No, he has not avoided paying taxes. No, he has not made false statements to get his green card. No, he is not a terrorist.

Muniz, 51, a legal immigrant from San Luis Potosi, Mexico, has lived in the United States since 1977. On Saturday, the air conditioning worker decided to take the first steps toward citizenship at the offices of Catholic Social Services in the Gainesville Community Center on Prior Street. Muniz was one of several permanent legal residents taking part in the organization’s bi-annual citizenship drive.
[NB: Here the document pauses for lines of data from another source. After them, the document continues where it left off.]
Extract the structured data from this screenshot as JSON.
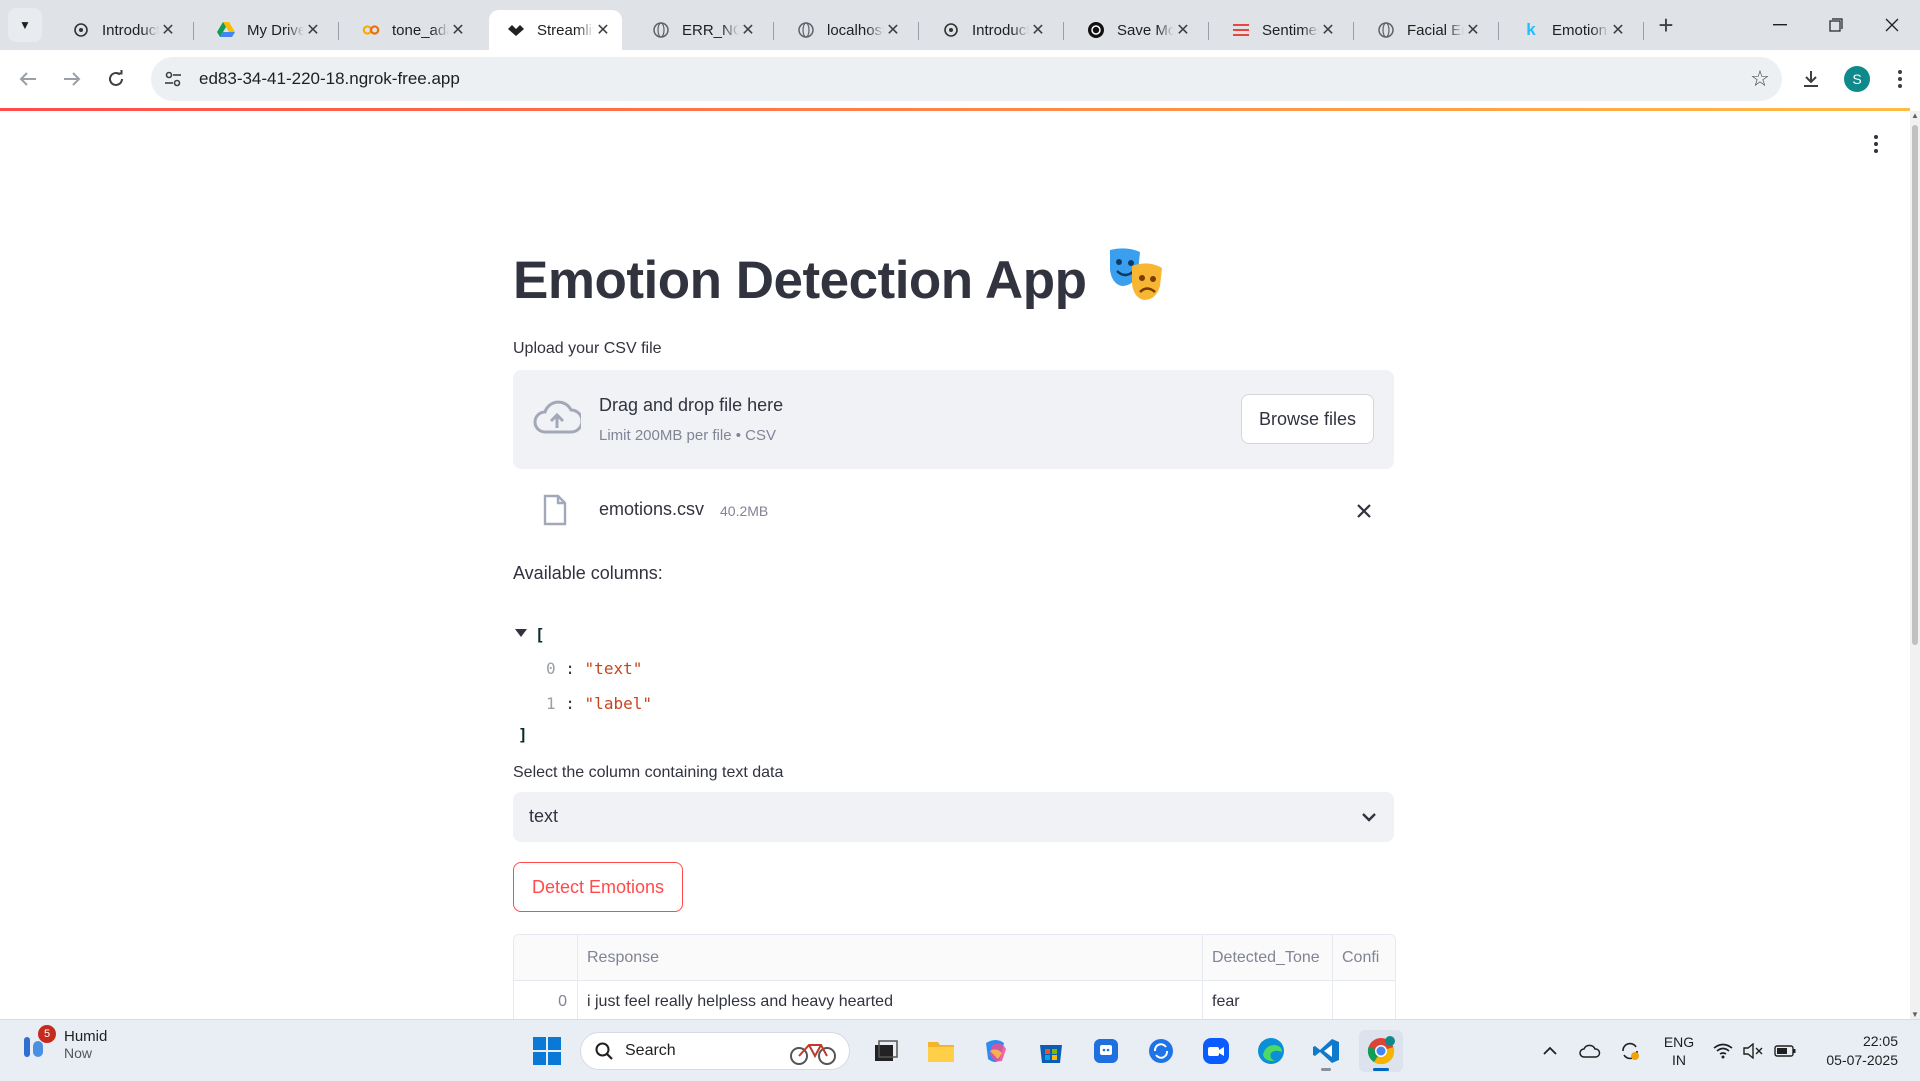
{
  "browser": {
    "tabs": [
      {
        "title": "Introduction",
        "icon": "openai-icon"
      },
      {
        "title": "My Drive",
        "icon": "google-drive-icon"
      },
      {
        "title": "tone_adapter",
        "icon": "colab-icon"
      },
      {
        "title": "Streamlit",
        "icon": "streamlit-icon"
      },
      {
        "title": "ERR_NGROK",
        "icon": "globe-icon"
      },
      {
        "title": "localhost",
        "icon": "globe-icon"
      },
      {
        "title": "Introduction",
        "icon": "openai-icon"
      },
      {
        "title": "Save Model",
        "icon": "openai-icon"
      },
      {
        "title": "Sentiment",
        "icon": "list-icon"
      },
      {
        "title": "Facial Emotion",
        "icon": "globe-icon"
      },
      {
        "title": "Emotion",
        "icon": "kaggle-icon"
      }
    ],
    "active_tab_index": 3,
    "url": "ed83-34-41-220-18.ngrok-free.app",
    "profile_initial": "S"
  },
  "app": {
    "title": "Emotion Detection App",
    "title_emoji": "🎭",
    "upload_label": "Upload your CSV file",
    "dropzone_text": "Drag and drop file here",
    "dropzone_limit": "Limit 200MB per file • CSV",
    "browse_label": "Browse files",
    "file": {
      "name": "emotions.csv",
      "size": "40.2MB"
    },
    "available_columns_label": "Available columns:",
    "json_view": {
      "open_bracket": "[",
      "close_bracket": "]",
      "items": [
        {
          "index": "0",
          "value": "\"text\""
        },
        {
          "index": "1",
          "value": "\"label\""
        }
      ]
    },
    "select_label": "Select the column containing text data",
    "select_value": "text",
    "detect_button": "Detect Emotions",
    "table": {
      "columns": [
        "",
        "Response",
        "Detected_Tone",
        "Confi"
      ],
      "rows": [
        {
          "index": "0",
          "response": "i just feel really helpless and heavy hearted",
          "tone": "fear",
          "confidence": ""
        }
      ]
    },
    "accent_color": "#ff4b4b"
  },
  "taskbar": {
    "weather_badge": "5",
    "weather_title": "Humid",
    "weather_sub": "Now",
    "search_label": "Search",
    "lang_1": "ENG",
    "lang_2": "IN",
    "time": "22:05",
    "date": "05-07-2025"
  }
}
He said heard about it on a Spanish-language radio station.

"I want to vote," Muniz said in English when asked why he was seeking citizenship. "I have lived here a very long time, and I want to be a part of this great nation."

Federal immigration officials estimate there are 8 million legal immigrants like Muniz in the country who are eligible for citizenship.

Until recently, many have been content to live and work in the U.S. with a valid green card without applying for citizenship, said Susan Colussy, an immigration lawyer with Catholic Charities of the Archdiocese of Atlanta.

"They felt safe in putting it off, but I think now people are a little more concerned," Colussy said. "They want to feel more secure in their (immigration) status because of the raids and the anti-immigration sentiment."

Muniz said there are more legal residents eligible for citizenship than people might realize.

"There are more people qualified to be (citizens)," he said.

Muniz, whose 17-year-old son attends Johnson High School, says citizenship would make the simple experience of sitting in the stands at sporting events different for him.

"When I am sitting with my sons and they raise that flag, I want it to be my flag," he said.

Citizenship isn’t free. Applicants who came in Saturday were asked to bring their green card, two photographs and $675. That amount covers an application fee that jumped from $400 at the end of July.

Volunteer immigration attorneys went over the forms and possible citizenship exam questions one-on-one with applicants Saturday, providing assistance with the paperwork, but no legal advice. All applications for citizenship must be mailed.

"We try to make sure they understand and have everything they need," Colussy said.

Saturday’s drive in Gainesville brought out perhaps a dozen people. A similar event in March had more than 30 applicants show up.